*YOUR GOAL*
Select all lines in the records that include "Evaporator".

(Web page and app entries)

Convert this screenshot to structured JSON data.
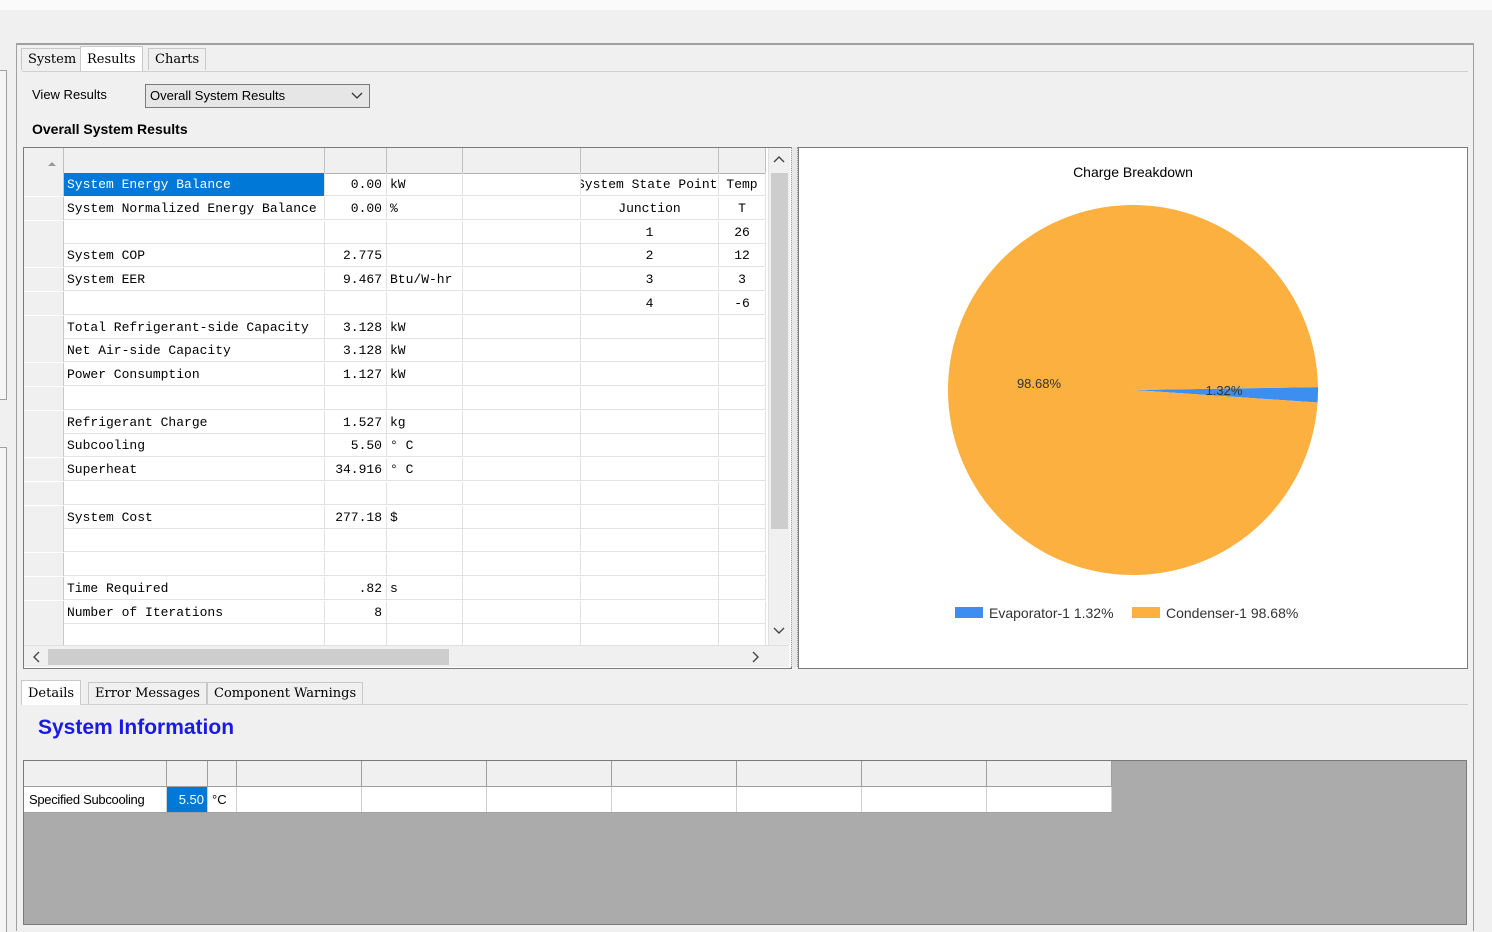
{
  "tabs_top": [
    "System",
    "Results",
    "Charts"
  ],
  "view_results": {
    "label": "View Results",
    "selected": "Overall System Results"
  },
  "section_title": "Overall System Results",
  "grid_rows": [
    {
      "label": "System Energy Balance",
      "value": "0.00",
      "unit": "kW",
      "junction": "System State Points",
      "temp": "Temp"
    },
    {
      "label": "System Normalized Energy Balance",
      "value": "0.00",
      "unit": "%",
      "junction": "Junction",
      "temp": "T"
    },
    {
      "label": "",
      "value": "",
      "unit": "",
      "junction": "1",
      "temp": "26"
    },
    {
      "label": "System COP",
      "value": "2.775",
      "unit": "",
      "junction": "2",
      "temp": "12"
    },
    {
      "label": "System EER",
      "value": "9.467",
      "unit": "Btu/W-hr",
      "junction": "3",
      "temp": "3"
    },
    {
      "label": "",
      "value": "",
      "unit": "",
      "junction": "4",
      "temp": "-6"
    },
    {
      "label": "Total Refrigerant-side Capacity",
      "value": "3.128",
      "unit": "kW",
      "junction": "",
      "temp": ""
    },
    {
      "label": "Net Air-side Capacity",
      "value": "3.128",
      "unit": "kW",
      "junction": "",
      "temp": ""
    },
    {
      "label": "Power Consumption",
      "value": "1.127",
      "unit": "kW",
      "junction": "",
      "temp": ""
    },
    {
      "label": "",
      "value": "",
      "unit": "",
      "junction": "",
      "temp": ""
    },
    {
      "label": "Refrigerant Charge",
      "value": "1.527",
      "unit": "kg",
      "junction": "",
      "temp": ""
    },
    {
      "label": "Subcooling",
      "value": "5.50",
      "unit": "° C",
      "junction": "",
      "temp": ""
    },
    {
      "label": "Superheat",
      "value": "34.916",
      "unit": "° C",
      "junction": "",
      "temp": ""
    },
    {
      "label": "",
      "value": "",
      "unit": "",
      "junction": "",
      "temp": ""
    },
    {
      "label": "System Cost",
      "value": "277.18",
      "unit": "$",
      "junction": "",
      "temp": ""
    },
    {
      "label": "",
      "value": "",
      "unit": "",
      "junction": "",
      "temp": ""
    },
    {
      "label": "",
      "value": "",
      "unit": "",
      "junction": "",
      "temp": ""
    },
    {
      "label": "Time Required",
      "value": ".82",
      "unit": "s",
      "junction": "",
      "temp": ""
    },
    {
      "label": "Number of Iterations",
      "value": "8",
      "unit": "",
      "junction": "",
      "temp": ""
    },
    {
      "label": "",
      "value": "",
      "unit": "",
      "junction": "",
      "temp": ""
    }
  ],
  "chart_data": {
    "type": "pie",
    "title": "Charge Breakdown",
    "slices": [
      {
        "name": "Evaporator-1",
        "value": 1.32,
        "label": "1.32%",
        "legend": "Evaporator-1  1.32%",
        "color": "#3d8ef0"
      },
      {
        "name": "Condenser-1",
        "value": 98.68,
        "label": "98.68%",
        "legend": "Condenser-1  98.68%",
        "color": "#fbb040"
      }
    ],
    "legend_position": "bottom"
  },
  "tabs_bottom": [
    "Details",
    "Error Messages",
    "Component Warnings"
  ],
  "system_information": {
    "title": "System Information",
    "row": {
      "label": "Specified Subcooling",
      "value": "5.50",
      "unit": "°C"
    }
  }
}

*RESPONSE TO THE TASK*
        "name": "Evaporator-1",
        "legend": "Evaporator-1  1.32%",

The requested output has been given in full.